The studies mentioned above were trialled and tested using the fitlight training system to prove the efficacy of the product which proved to help increase focus performance. Not only can you use the computerised training protocols for improving athletic performance but you can track, measure and test your focus capacity and abilities. There are a number of different training options built into the system that allows you to track your own progression over a period of 3 months so you can see the exponential growth in your thinking capacity.

The study outlined at the end of this article examines the ability to maintain attention during a serial reaction time task performance in expert handball players and non-athletes. Participants performed a protocol with the FITLIGHT Trainer™ consisted of 10 series of simple motor reaction task to visual stimuli. Each of the 10 series included 22 reactions. Ability to maintain attention was determined by analyzing the variability in results during testing, e.g. the total time of test execution and the average reaction time to visual stimulus in each subsequent series.

Why you should be training your focus and attention on a daily basis
Digital devices are potentially damaging your wallet—but not in the way you might think. Smartphones and other gadgets allow us to follow our friends, read the news, watch a football game and even track our investments anytime, and nearly anywhere. We’re always multitasking, or moving from one bit of information to the next, and rarely looking at one piece of information long enough to fully digest it. All this has one crucial side effect: It creates a shortage of attention, which can lead to poor choices.

Most successful people plan what they need to accomplish. It has been demonstrated that having a written plan of action increases productivity. We know this but what we fail to do is follow through with our mandatory checklists because it requires so much focus and attention to push through the checklist. One of the important aspects of attentional processes in sport performance is sustained attention during task performance. Sarter et al. (2001) described ‘sustained attention’ as a state of readiness to respond to rarely and unpredictably occurring signals over prolonged periods of time. The ability to maintain attention on a particular stimulus or location for quite a prolonged period of time is important in ball sports. Dynamic sports such as handball require high attention skills because many stimuli are acting simultaneously in very short time units. The attentional focus adopted during the execution of a skilled motor action can have a profound effect on performance outcomes.

There are no instant, miracle cures. But recent studies suggest we have more control over our cognitive health than we might think. It just takes some effort. Step by step, you can built your focus, you can build your attention and you can achieve your goals!

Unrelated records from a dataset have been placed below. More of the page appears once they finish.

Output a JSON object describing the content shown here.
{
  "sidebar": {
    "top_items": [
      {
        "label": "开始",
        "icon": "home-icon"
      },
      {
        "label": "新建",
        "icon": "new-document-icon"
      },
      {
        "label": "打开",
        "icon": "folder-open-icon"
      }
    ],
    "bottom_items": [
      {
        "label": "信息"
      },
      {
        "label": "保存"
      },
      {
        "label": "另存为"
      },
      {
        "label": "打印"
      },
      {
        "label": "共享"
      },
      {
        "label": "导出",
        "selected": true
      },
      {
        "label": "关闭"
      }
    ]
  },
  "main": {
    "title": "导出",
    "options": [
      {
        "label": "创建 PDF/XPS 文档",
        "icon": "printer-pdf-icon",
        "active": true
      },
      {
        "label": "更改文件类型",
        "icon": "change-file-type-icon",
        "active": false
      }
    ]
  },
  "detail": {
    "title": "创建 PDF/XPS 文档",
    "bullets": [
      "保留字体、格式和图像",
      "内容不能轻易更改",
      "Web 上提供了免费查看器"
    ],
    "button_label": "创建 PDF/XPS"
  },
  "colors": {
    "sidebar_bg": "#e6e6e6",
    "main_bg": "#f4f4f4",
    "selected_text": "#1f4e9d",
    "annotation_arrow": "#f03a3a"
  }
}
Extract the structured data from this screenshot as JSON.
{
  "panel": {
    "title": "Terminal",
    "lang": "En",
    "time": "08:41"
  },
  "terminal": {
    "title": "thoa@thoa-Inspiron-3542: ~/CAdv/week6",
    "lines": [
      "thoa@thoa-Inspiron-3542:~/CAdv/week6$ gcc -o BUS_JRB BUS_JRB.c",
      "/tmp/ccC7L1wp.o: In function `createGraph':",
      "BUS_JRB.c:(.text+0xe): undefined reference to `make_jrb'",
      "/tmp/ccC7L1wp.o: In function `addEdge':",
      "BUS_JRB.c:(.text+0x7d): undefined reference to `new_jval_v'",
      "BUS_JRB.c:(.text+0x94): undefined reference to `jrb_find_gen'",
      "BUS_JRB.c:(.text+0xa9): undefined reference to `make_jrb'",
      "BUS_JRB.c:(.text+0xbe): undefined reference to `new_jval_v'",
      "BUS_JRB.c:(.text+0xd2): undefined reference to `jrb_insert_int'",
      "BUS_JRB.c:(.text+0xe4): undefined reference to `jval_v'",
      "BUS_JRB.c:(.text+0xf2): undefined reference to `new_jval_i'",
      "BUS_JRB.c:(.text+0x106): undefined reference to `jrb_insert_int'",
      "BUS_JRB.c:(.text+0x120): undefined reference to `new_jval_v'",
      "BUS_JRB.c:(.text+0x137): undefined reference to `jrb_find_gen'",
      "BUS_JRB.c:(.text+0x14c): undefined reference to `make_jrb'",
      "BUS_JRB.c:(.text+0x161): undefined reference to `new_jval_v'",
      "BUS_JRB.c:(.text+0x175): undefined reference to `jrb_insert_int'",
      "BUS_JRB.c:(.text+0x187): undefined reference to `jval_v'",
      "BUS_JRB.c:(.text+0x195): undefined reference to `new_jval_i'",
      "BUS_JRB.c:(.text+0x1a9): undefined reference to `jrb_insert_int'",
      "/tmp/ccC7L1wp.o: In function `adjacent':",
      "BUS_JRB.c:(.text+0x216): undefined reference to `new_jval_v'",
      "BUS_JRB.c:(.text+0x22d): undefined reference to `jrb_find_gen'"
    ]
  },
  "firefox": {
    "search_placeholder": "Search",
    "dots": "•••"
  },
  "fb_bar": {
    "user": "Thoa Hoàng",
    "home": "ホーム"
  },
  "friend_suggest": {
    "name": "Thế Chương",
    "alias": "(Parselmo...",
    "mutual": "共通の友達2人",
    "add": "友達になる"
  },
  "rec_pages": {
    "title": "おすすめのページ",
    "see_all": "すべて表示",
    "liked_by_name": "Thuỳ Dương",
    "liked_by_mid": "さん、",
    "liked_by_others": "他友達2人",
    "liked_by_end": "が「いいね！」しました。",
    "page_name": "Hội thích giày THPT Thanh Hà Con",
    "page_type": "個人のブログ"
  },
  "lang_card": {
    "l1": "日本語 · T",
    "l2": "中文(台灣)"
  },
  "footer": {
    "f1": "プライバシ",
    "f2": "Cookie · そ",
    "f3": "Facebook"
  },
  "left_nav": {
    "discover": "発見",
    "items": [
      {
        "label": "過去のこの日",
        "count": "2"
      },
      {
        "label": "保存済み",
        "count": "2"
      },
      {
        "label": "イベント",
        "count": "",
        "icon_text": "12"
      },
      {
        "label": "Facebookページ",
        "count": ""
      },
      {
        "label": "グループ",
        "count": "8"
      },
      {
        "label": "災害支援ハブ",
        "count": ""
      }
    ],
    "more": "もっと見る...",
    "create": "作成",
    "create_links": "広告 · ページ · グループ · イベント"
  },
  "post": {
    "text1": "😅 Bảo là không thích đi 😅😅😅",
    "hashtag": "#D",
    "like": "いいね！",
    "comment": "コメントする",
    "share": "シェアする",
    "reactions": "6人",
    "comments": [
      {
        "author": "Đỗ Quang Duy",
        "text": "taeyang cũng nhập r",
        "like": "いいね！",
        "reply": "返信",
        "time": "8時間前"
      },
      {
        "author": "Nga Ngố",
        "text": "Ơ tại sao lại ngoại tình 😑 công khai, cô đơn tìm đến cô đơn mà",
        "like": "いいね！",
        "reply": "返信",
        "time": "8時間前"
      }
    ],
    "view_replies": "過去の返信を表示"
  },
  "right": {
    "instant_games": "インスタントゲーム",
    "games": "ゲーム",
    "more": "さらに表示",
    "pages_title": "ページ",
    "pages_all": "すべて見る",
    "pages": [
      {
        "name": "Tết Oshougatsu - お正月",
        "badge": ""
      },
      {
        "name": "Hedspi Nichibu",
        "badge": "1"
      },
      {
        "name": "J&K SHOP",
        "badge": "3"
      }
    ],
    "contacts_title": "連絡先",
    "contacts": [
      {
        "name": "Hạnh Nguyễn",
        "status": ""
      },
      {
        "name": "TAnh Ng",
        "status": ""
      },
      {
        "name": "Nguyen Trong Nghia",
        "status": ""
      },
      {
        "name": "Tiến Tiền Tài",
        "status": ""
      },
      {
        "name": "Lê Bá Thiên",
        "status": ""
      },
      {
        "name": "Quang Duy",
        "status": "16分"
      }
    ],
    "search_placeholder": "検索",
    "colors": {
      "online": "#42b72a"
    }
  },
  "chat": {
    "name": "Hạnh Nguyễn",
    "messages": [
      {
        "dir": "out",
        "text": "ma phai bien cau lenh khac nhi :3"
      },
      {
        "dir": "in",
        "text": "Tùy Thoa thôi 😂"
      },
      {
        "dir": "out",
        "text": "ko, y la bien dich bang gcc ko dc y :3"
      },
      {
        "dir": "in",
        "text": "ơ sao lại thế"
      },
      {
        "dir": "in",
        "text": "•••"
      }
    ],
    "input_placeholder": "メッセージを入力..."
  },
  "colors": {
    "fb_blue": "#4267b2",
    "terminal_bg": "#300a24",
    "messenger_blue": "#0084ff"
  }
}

Szczecin University, Faculty of Physical Culture and Health Promotion, Poland
State Higher Vocational School in Wa?cz, Poland
A Study Design; B Data Collection; C Statistical Analysis; D Manuscript Preparation; E Funds Collection
Alves H., Voss M.W., Boot W.R., Deslandes A., Cossich V., Salles J.I., Kramer A.F. Perceptual-cognitive expertise in elite volleyball players. Frontiers in Psychology. 2013; 4: 1–9.
Ando S., Kida N., Oda S. Central and peripheral visual reaction time of soccer players and nonathletes. Percept Mot Skills. 2001; 92: 786–794.
Collins D. Psychophysiology and Athletic Performance. In: B. Blumenstaein, M. Bar-Eli, G. Tenenbaum. Brain and Body in Sport and Exercise. U.S.A: Wiley. 2002: 15–37.
Mann D.T.Y., Williams A.M., Ward P., Janelle C.M. Perceptual-cognitive expertise in sport: A meta-analysis. Journal of Sport & Exercise Psychology. 2007; 29: 457–478.
Mann D.T.Y., Williams A.M., Ward P., Janelle C.M. Perceptual-cognitive expertise in sport: A meta-analysis. Journal of Sport & Exercise Psychology. 2007; 29: 457–478.